Sacramento area had multiple food processing and even can and box manufacturing to fill thousands of rail carloads a year. This loss of food shipment by rail should concern strategic planners because woe be to us when natural/ manmade disaster or sabotage stifles motor & airborne food distribution. This demolition, one loadsite at a time is cumulative, stealthy sabotage still taking place..
Railway in mid-20th Century had a strategic moniker: “Second Dimension Surface Transport Logistics Platform”. This definition gains meaning again after we are laid low by any number of .very determined Asian and Middle East bad boys biding their time, brazenly and openly promising harm to America.

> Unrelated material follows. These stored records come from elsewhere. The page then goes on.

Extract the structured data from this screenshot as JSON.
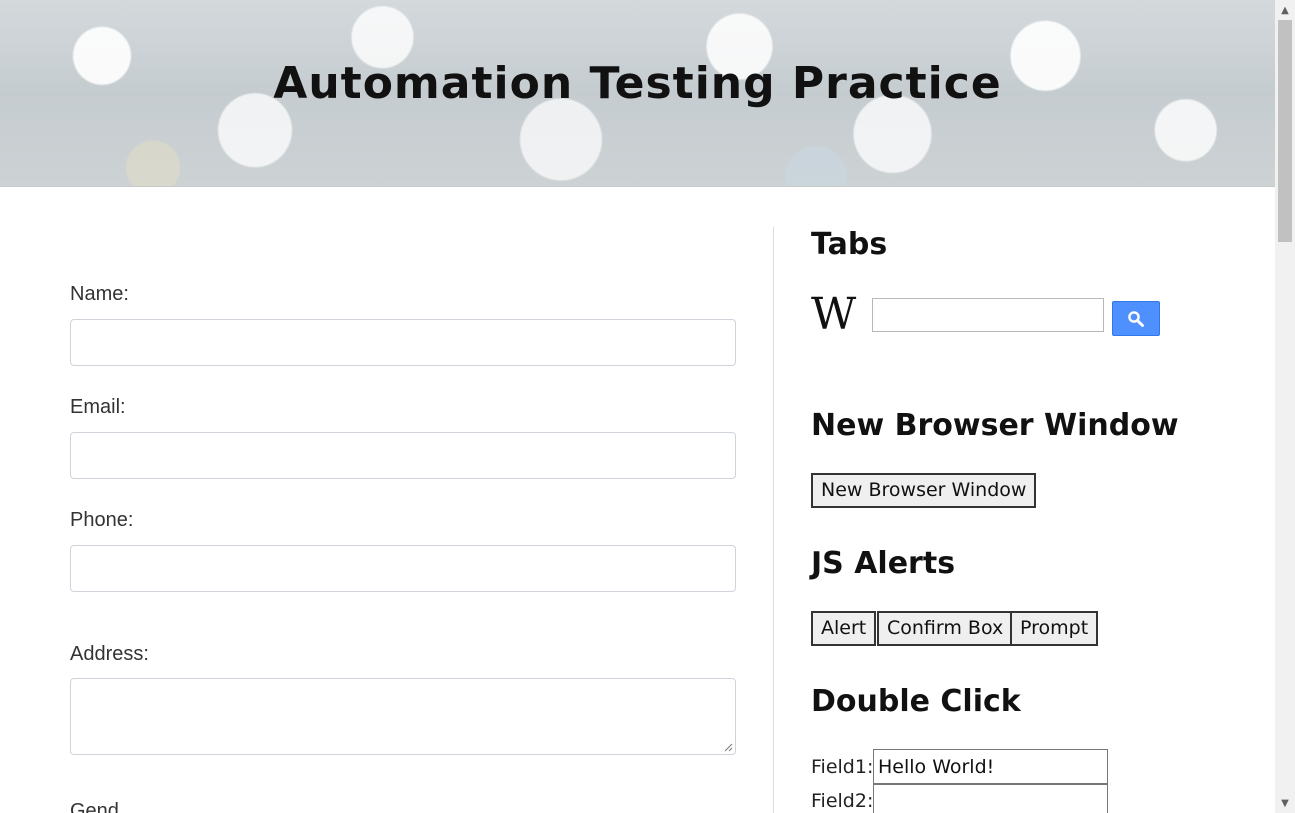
{
  "header": {
    "title": "Automation Testing Practice"
  },
  "form": {
    "name_label": "Name:",
    "email_label": "Email:",
    "phone_label": "Phone:",
    "address_label": "Address:",
    "gender_label_partial": "Gend"
  },
  "tabs": {
    "title": "Tabs",
    "wiki_logo": "W",
    "search_value": "",
    "search_icon": "search-icon",
    "search_button_color": "#4d90fe"
  },
  "new_window": {
    "title": "New Browser Window",
    "button_label": "New Browser Window"
  },
  "alerts": {
    "title": "JS Alerts",
    "alert_label": "Alert",
    "confirm_label": "Confirm Box",
    "prompt_label": "Prompt"
  },
  "double_click": {
    "title": "Double Click",
    "field1_label": "Field1:",
    "field1_value": "Hello World!",
    "field2_label": "Field2:",
    "field2_value": ""
  }
}
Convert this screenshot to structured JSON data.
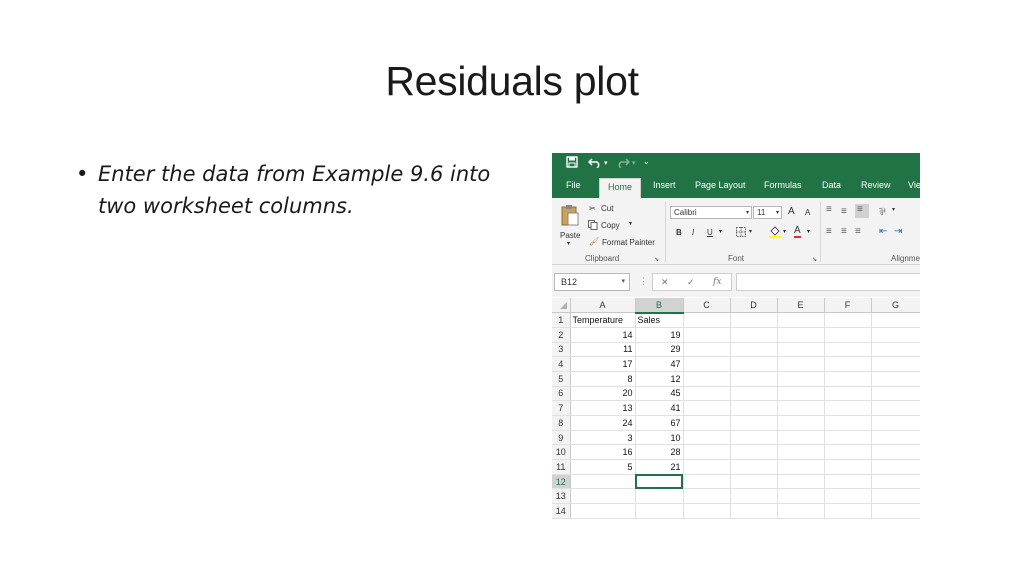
{
  "slide": {
    "title": "Residuals plot",
    "bullet_text": "Enter the data from Example 9.6 into two worksheet columns."
  },
  "excel": {
    "qat": {
      "save_icon": "save-icon",
      "undo_icon": "undo-icon",
      "redo_icon": "redo-icon",
      "dropdown": "⌄"
    },
    "tabs": [
      "File",
      "Home",
      "Insert",
      "Page Layout",
      "Formulas",
      "Data",
      "Review",
      "Vie"
    ],
    "active_tab": "Home",
    "clipboard": {
      "paste": "Paste",
      "cut": "Cut",
      "copy": "Copy",
      "format_painter": "Format Painter",
      "group": "Clipboard"
    },
    "font": {
      "name": "Calibri",
      "size": "11",
      "bold": "B",
      "italic": "I",
      "underline": "U",
      "grow": "A",
      "shrink": "A",
      "color": "A",
      "group": "Font"
    },
    "alignment": {
      "group": "Alignme"
    },
    "name_box": "B12",
    "fx": "fx",
    "columns": [
      "A",
      "B",
      "C",
      "D",
      "E",
      "F",
      "G"
    ],
    "selected_column": "B",
    "selected_row": 12,
    "rows": [
      {
        "n": "1",
        "a": "Temperature",
        "b": "Sales"
      },
      {
        "n": "2",
        "a": "14",
        "b": "19"
      },
      {
        "n": "3",
        "a": "11",
        "b": "29"
      },
      {
        "n": "4",
        "a": "17",
        "b": "47"
      },
      {
        "n": "5",
        "a": "8",
        "b": "12"
      },
      {
        "n": "6",
        "a": "20",
        "b": "45"
      },
      {
        "n": "7",
        "a": "13",
        "b": "41"
      },
      {
        "n": "8",
        "a": "24",
        "b": "67"
      },
      {
        "n": "9",
        "a": "3",
        "b": "10"
      },
      {
        "n": "10",
        "a": "16",
        "b": "28"
      },
      {
        "n": "11",
        "a": "5",
        "b": "21"
      },
      {
        "n": "12",
        "a": "",
        "b": ""
      },
      {
        "n": "13",
        "a": "",
        "b": ""
      },
      {
        "n": "14",
        "a": "",
        "b": ""
      }
    ],
    "colors": {
      "accent": "#217346",
      "ribbon": "#f3f3f3"
    }
  }
}
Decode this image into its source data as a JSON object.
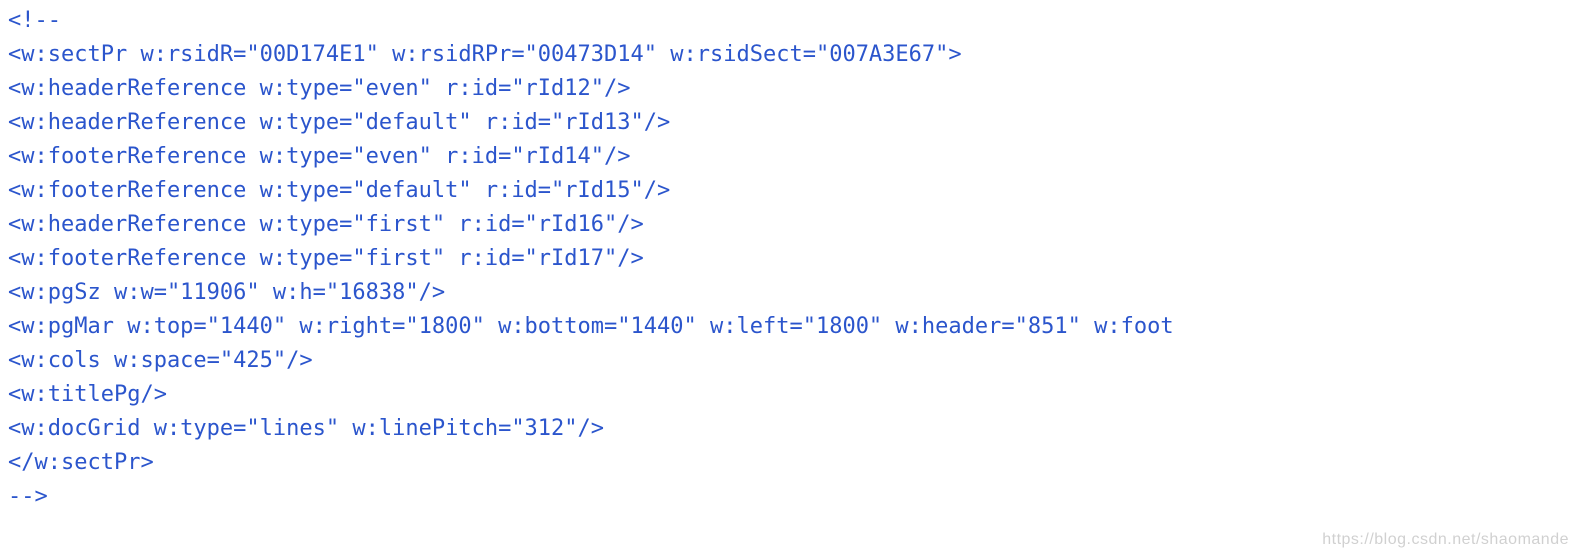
{
  "code_lines": [
    "<!--",
    "<w:sectPr w:rsidR=\"00D174E1\" w:rsidRPr=\"00473D14\" w:rsidSect=\"007A3E67\">",
    "<w:headerReference w:type=\"even\" r:id=\"rId12\"/>",
    "<w:headerReference w:type=\"default\" r:id=\"rId13\"/>",
    "<w:footerReference w:type=\"even\" r:id=\"rId14\"/>",
    "<w:footerReference w:type=\"default\" r:id=\"rId15\"/>",
    "<w:headerReference w:type=\"first\" r:id=\"rId16\"/>",
    "<w:footerReference w:type=\"first\" r:id=\"rId17\"/>",
    "<w:pgSz w:w=\"11906\" w:h=\"16838\"/>",
    "<w:pgMar w:top=\"1440\" w:right=\"1800\" w:bottom=\"1440\" w:left=\"1800\" w:header=\"851\" w:foot",
    "<w:cols w:space=\"425\"/>",
    "<w:titlePg/>",
    "<w:docGrid w:type=\"lines\" w:linePitch=\"312\"/>",
    "</w:sectPr>",
    "-->"
  ],
  "watermark": "https://blog.csdn.net/shaomande"
}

The Colfax warehouse is only one, but seems like a good place to draw the line. Anybody near Colfax CA got some bitcoin to put into a tangible asset not susceptible to Electromagnetic pulse vaporizing? Repair the roof and be a landlord while the fruit and vegetable boxcars catch up! Part of American Food Security.
(4) Let’s summarize. We are currently in the visible “meltdown phase” of governance. Meaning that governance has been progressively dissolving for years, but now it’s becoming obvious to even the dimmest of the dim. “Let all of the poisons that lurk in the mud, hatch out.” Well, now they are hatching out. Those that have been paying attention are not surprised.
(5) Honestly, I think getting cashiered would probably be the best thing for Trump himself. I don’t think he ever really wanted to be president, he just said some things that resonated with a very angry and disaffected faction of the electorate, and his vain, shallow, narcissistic ego caused him to be swept away on the tide. If he’s forced out, of course he’ll be very butthurt about it, but I think being in the Oval Office for all four years would ultimately be much worse for him. Whether or not it would be worse for the country I can’t really say, but I sure wouldn’t be surprised if it were so.
(6) It’s hard for me to imagine the near future. There’re so many fuckups possible, why bother to try to figure out which ones will occur? It’s like being given a choice of which way you want to die, by hanging or by firing squad? Either way it will hurt and you will be dead. What I have trouble with, is why am I still feeling positive that things will work out? I can come up with an exhaustive list of reasonably probable terrible events, but almost no good ones – at least for the near and intermediate future. Could I have reached my current old age being so unrealistic? I don’t want to be negative, no matter what – it just doesn’t pay. I’m emotionally ready to accept whatever happens – I think – but I’ll be danged if I run around being depressed. As Sha Na Na said, live for today…